A friend of mine used
to ask his girlfriend to go into the local record
shop in his place whenever he wanted to pick up a guilty
pleasuresay, a new Rancid CDand he was afraid
of being recognized by his friends who worked there. If
he tries to recruit her to pick up Andrew W.K.'s CD, she'll
probably try to send someone else in her place.
The cover is designed to
raise an eyebrow: a head shot of Andrew, long locks hanging
in his face, bleeding copiously from his nose. Turn it
over and there's another photo of the man, arms crossed
and glowering, giving the impression that he spent his

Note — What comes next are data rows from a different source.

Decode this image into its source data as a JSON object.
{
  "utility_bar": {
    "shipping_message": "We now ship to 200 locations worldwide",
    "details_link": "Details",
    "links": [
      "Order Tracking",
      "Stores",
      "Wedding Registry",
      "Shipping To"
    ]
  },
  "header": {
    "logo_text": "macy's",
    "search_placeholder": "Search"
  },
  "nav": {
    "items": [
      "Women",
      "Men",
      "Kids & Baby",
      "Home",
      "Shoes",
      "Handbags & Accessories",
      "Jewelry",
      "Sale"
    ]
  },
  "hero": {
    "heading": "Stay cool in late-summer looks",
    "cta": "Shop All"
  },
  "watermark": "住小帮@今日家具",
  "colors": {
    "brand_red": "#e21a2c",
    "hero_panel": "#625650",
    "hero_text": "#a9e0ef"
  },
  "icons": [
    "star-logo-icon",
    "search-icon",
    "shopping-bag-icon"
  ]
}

formative years in front of a mirror doing Danzig impersonations.
Open it up for more: a photo of Andrew's band in the customary
bad-ass poses, although the mood is somewhat offset by
the fact that they're standing around in a suburban kitchen.
Then there's the song titles: "It's Time To Party," "Party
Hard," "Take It Off," "Party Til You Puke," "Don't Stop
Living In The Red," and "Fun Night" let you know that,
at the very least, you'll be spared the post-Nirvana watered-down
angst of bands like Staind. If the total effect is calculated
to make you think "dumb metal," you're basically correct.
But the packaging gives no clue as to just how over the
top the music is. Think of the bombast of early Kiss crossed
with the pure pop of the Ramones, double the tempos, and
then blow it up to the most outscale proportions possible.
The songs are simple; they're the type of riffs that you
brought to your eighth-grade band saying, "Hey guys, check
out this song I just wrote!" Andrew's thoroughly multi-tracked
vocals are hoarsely shouted (although not as rough as
Lemmy's, for example). There's no attempt at clever wordplay
or flowery metaphor: the chorus for "I Love NYC" is simply
"I love New York City/Oh yeah, New York City." What makes
it all work so well is the lengths to which this approach
is taken. Doing successful moronic party rock in this
day and age takes massive cojones and the urge to top
all antecedents, and Andrew W.K. appears up to the task.
The key is the production; everything on this album
is pushed up as far as it will go, while at the same time
boiling it down to its essence (when was the last time
you heard a quote-unquote metal album without a single
guitar solo?). Keyboards are shunned by most hard rock
bands these days as a sign of wimpiness, but not by Andrew;
they're merely one more instrument he can use to beef
up his wall of sound. Listen to the title track: it's
as if all the members of the Go-Gos morphed into coke-snorting
The line Andrew walks between
exhilarating party rock and overblown cheese is a fine
one; "Got To Do It," on which the keyboard-dominant mix
induces uncomfortable flashbacks of bands like Survivor
and Europe, demonstrate the pitfalls of letting the monolithic
approach slip. But that's the only misstep on the record.
If there was one knowing wink to reassure too-cool-for-school
hipsters that he knows better, it would undercut the whole
deal. I'm thankful that there's not. Sure, this is a goofy
album, but it's irresistable as all hell. Quit worrying
if that smile on your face means that you're enjoying
something you shouldn't.